Despite a sizable minority of white Americans that voted against Trump after seeing the horrifying rhetoric and policy proposals, it seems that justifying their frustration forgives everything else. This narrative conveniently leaves out the frustrated people around the country.
Frustrated African Americans, frustrated Asian Americans, frustrated women, but somehow the frustration of one subset of America is forgivable, even if it damns all other Americans.
The fact that Hillary Clinton won the popular vote marginally should not be taken as some satisfaction that this was not a popular decision. Trump still won. He only lost the popular vote by a matter of hundreds of thousands, not millions or anything that suggests this couldn’t happen again.
A rather large plurality voted for this man. With the election of Trump, some journalists are trying not to engage in normalising Trump’s discourse. Rather than acknowledging the role of racism, they try to argue that it's something else. They ignore it, or try to minimize it.
Race is a separate factor to them. What they fail to understand is that race is an underlying factor. It affects everything. For a country where racism has played a significant role in creating policies and inequalities in education, economic disparity, how they are perceived, where they can live, budgetary disbursement, the health system, the criminal justice system, employment, environment, and even service provision; despite all this, racism to these journalists is still not important (and this doesn’t even cover the role of sexism in the country).
Yet, this is a country which during independence declared African Americans as 3/5ths of a white man, whose expansion was dependent on the near extermination of the land’s indigenous people. Even so, race seemingly has little to nothing to do with this, according to these journalists. The same journalists who failed to predict or even understand what Trump was tapping into.
This is my country and my home. I’m not leaving, and I’m sure not going to let the election stop me. If anything, this is waking up all sections of the marginalised communities to act. American history is full examples of our country putting up obstacles to put a stop to progress, as well as triumphs of people overcoming them.
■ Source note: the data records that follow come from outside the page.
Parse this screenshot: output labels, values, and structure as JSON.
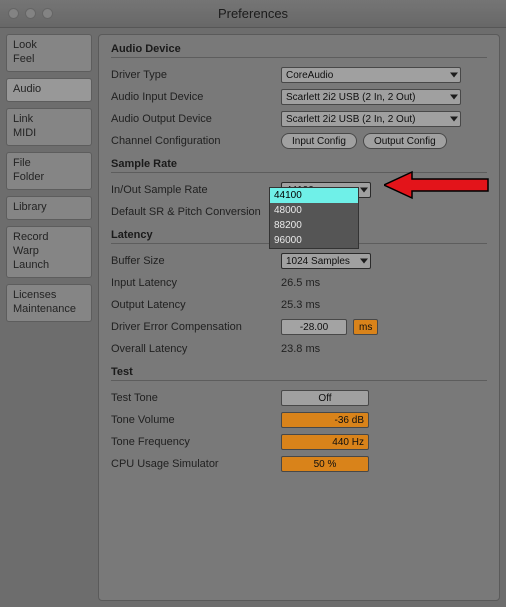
{
  "window": {
    "title": "Preferences"
  },
  "sidebar": {
    "groups": [
      {
        "items": [
          "Look",
          "Feel"
        ]
      },
      {
        "items": [
          "Audio"
        ],
        "active": true
      },
      {
        "items": [
          "Link",
          "MIDI"
        ]
      },
      {
        "items": [
          "File",
          "Folder"
        ]
      },
      {
        "items": [
          "Library"
        ]
      },
      {
        "items": [
          "Record",
          "Warp",
          "Launch"
        ]
      },
      {
        "items": [
          "Licenses",
          "Maintenance"
        ]
      }
    ]
  },
  "sections": {
    "audio_device": {
      "title": "Audio Device",
      "driver_type_label": "Driver Type",
      "driver_type_value": "CoreAudio",
      "input_label": "Audio Input Device",
      "input_value": "Scarlett 2i2 USB (2 In, 2 Out)",
      "output_label": "Audio Output Device",
      "output_value": "Scarlett 2i2 USB (2 In, 2 Out)",
      "channel_label": "Channel Configuration",
      "input_config_btn": "Input Config",
      "output_config_btn": "Output Config"
    },
    "sample_rate": {
      "title": "Sample Rate",
      "inout_label": "In/Out Sample Rate",
      "inout_value": "44100",
      "options": [
        "44100",
        "48000",
        "88200",
        "96000"
      ],
      "default_label": "Default SR & Pitch Conversion"
    },
    "latency": {
      "title": "Latency",
      "buffer_label": "Buffer Size",
      "buffer_value": "1024 Samples",
      "input_lat_label": "Input Latency",
      "input_lat_value": "26.5 ms",
      "output_lat_label": "Output Latency",
      "output_lat_value": "25.3 ms",
      "error_comp_label": "Driver Error Compensation",
      "error_comp_value": "-28.00",
      "error_comp_unit": "ms",
      "overall_label": "Overall Latency",
      "overall_value": "23.8 ms"
    },
    "test": {
      "title": "Test",
      "tone_label": "Test Tone",
      "tone_value": "Off",
      "volume_label": "Tone Volume",
      "volume_value": "-36",
      "volume_unit": "dB",
      "freq_label": "Tone Frequency",
      "freq_value": "440",
      "freq_unit": "Hz",
      "cpu_label": "CPU Usage Simulator",
      "cpu_value": "50",
      "cpu_unit": "%"
    }
  },
  "annotation": {
    "arrow_color": "#e3141a"
  }
}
To borrow a common Martin Luther King Jr quote, “the arc of the moral universe is long, but it bends towards justice”. We will continue to work for equality of all Americans, continue working for a just society. On the path to equality, opponents will put up mountains to stop us. All we’re going to do is break out the climbing gear and overcome that too.
The fact is at the end of the day, under the guise of frustration with the political system, my countrymen determined that the lives of people of colour, women, LGBTQ people, the people of various religious minorities - whether Muslim, Jewish, Sikh, Hindu, and others - could be sacrificed.
We can talk all we want about why people here or there voted, whether it was because of frustration or disillusionment with the political establishment. We can talk all we want about how certain communities voted for policies they perceived to be in their self-interest.
At the end of the day in an election that had incredibly little policy and was heavy on racist/sexist/xenophobic rhetoric, my countrymen and neighbours were fine with a bigot. They were fine with marginalising millions of their citizens; people like me and my family, people like my friends and loved ones across the country.
There is simply no whitewashing this.